══ PROVIDED RECORDS

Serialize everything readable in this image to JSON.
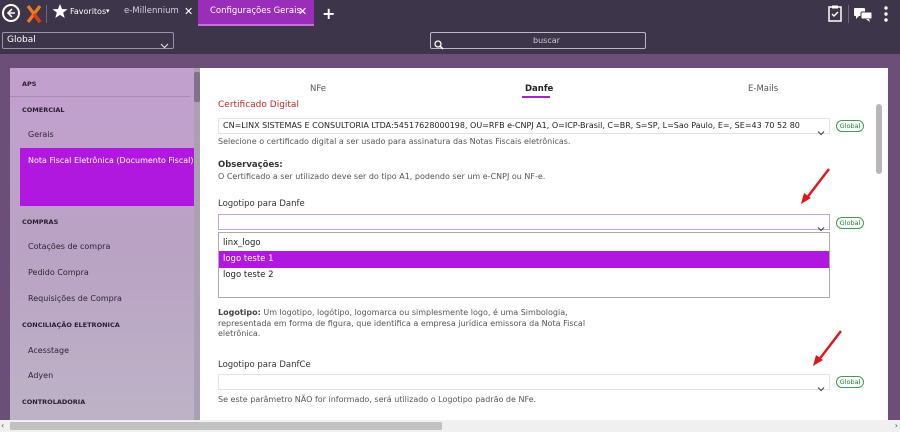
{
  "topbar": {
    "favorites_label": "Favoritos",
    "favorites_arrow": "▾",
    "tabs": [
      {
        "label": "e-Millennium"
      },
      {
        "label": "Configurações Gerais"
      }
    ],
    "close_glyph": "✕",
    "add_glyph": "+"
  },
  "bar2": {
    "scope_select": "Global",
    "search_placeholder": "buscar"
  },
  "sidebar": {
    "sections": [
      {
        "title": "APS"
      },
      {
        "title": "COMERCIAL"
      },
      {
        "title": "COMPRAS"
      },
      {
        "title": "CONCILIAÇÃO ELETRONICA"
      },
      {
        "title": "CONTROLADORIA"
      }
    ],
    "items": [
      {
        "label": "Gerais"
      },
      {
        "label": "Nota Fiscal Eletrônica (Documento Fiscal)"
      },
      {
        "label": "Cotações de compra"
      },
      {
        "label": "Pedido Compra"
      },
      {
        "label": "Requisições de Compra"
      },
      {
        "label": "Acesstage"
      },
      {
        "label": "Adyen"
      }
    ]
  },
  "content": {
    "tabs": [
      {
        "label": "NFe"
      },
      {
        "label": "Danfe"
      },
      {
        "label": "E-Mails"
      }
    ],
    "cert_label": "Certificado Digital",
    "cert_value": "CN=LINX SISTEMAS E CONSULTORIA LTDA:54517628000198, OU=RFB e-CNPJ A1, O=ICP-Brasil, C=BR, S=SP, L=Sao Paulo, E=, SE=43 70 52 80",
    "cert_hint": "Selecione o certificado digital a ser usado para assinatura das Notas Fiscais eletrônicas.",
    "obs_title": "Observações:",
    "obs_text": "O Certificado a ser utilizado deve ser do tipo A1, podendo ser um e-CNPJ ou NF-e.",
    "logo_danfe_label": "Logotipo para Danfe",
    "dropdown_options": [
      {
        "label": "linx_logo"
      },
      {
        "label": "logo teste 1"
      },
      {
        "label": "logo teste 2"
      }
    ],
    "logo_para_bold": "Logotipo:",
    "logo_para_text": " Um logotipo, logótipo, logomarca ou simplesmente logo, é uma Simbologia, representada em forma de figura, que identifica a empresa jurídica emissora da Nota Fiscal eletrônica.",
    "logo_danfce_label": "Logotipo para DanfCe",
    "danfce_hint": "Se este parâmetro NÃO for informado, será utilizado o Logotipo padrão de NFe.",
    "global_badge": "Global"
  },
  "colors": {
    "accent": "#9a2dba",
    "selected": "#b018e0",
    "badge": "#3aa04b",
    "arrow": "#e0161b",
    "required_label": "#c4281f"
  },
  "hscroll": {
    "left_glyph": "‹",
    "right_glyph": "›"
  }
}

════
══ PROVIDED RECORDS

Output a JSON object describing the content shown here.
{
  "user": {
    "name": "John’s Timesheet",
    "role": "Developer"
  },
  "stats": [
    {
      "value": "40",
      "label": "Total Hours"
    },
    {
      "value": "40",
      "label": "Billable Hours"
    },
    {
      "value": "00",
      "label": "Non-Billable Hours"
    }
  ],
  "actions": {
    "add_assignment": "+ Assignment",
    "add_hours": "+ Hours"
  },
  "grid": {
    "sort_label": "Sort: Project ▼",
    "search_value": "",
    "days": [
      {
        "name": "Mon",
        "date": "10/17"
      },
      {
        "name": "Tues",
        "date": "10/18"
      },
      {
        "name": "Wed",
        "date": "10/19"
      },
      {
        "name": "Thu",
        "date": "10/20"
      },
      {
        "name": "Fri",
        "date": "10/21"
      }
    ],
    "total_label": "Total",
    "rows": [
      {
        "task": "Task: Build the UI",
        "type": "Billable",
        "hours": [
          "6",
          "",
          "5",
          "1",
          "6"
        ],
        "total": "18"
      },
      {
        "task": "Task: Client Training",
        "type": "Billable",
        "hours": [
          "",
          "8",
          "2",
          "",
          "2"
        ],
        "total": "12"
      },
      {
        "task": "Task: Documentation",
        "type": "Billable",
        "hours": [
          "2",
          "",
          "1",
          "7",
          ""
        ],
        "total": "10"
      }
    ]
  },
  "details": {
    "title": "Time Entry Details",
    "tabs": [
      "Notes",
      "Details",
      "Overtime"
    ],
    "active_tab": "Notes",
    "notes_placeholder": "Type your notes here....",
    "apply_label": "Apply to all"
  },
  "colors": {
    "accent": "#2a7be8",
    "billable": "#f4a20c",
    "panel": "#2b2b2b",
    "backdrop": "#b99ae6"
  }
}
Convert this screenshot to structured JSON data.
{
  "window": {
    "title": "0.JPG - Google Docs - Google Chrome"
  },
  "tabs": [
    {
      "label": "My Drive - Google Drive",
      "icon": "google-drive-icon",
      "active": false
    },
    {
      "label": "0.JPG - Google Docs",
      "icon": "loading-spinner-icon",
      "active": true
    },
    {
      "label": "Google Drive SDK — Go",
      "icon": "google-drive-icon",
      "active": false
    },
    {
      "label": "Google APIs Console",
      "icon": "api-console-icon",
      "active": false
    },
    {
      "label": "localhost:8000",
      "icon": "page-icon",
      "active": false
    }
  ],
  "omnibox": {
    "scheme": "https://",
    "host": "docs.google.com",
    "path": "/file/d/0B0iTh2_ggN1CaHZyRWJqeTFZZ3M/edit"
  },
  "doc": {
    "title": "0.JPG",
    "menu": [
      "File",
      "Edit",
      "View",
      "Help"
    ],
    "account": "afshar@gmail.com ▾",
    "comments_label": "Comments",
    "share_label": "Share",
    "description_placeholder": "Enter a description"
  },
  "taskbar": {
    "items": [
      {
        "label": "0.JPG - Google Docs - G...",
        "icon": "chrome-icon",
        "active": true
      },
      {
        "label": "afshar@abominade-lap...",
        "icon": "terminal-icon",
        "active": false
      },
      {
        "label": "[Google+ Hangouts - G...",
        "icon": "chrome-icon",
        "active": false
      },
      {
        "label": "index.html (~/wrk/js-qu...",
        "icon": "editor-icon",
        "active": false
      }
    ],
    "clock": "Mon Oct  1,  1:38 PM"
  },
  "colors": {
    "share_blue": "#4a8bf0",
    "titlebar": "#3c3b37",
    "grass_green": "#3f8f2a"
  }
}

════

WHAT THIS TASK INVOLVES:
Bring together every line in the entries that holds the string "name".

TASK RESULT:
    "name": "John’s Timesheet",
        "name": "Mon",
        "name": "Tues",
        "name": "Wed",
        "name": "Thu",
        "name": "Fri",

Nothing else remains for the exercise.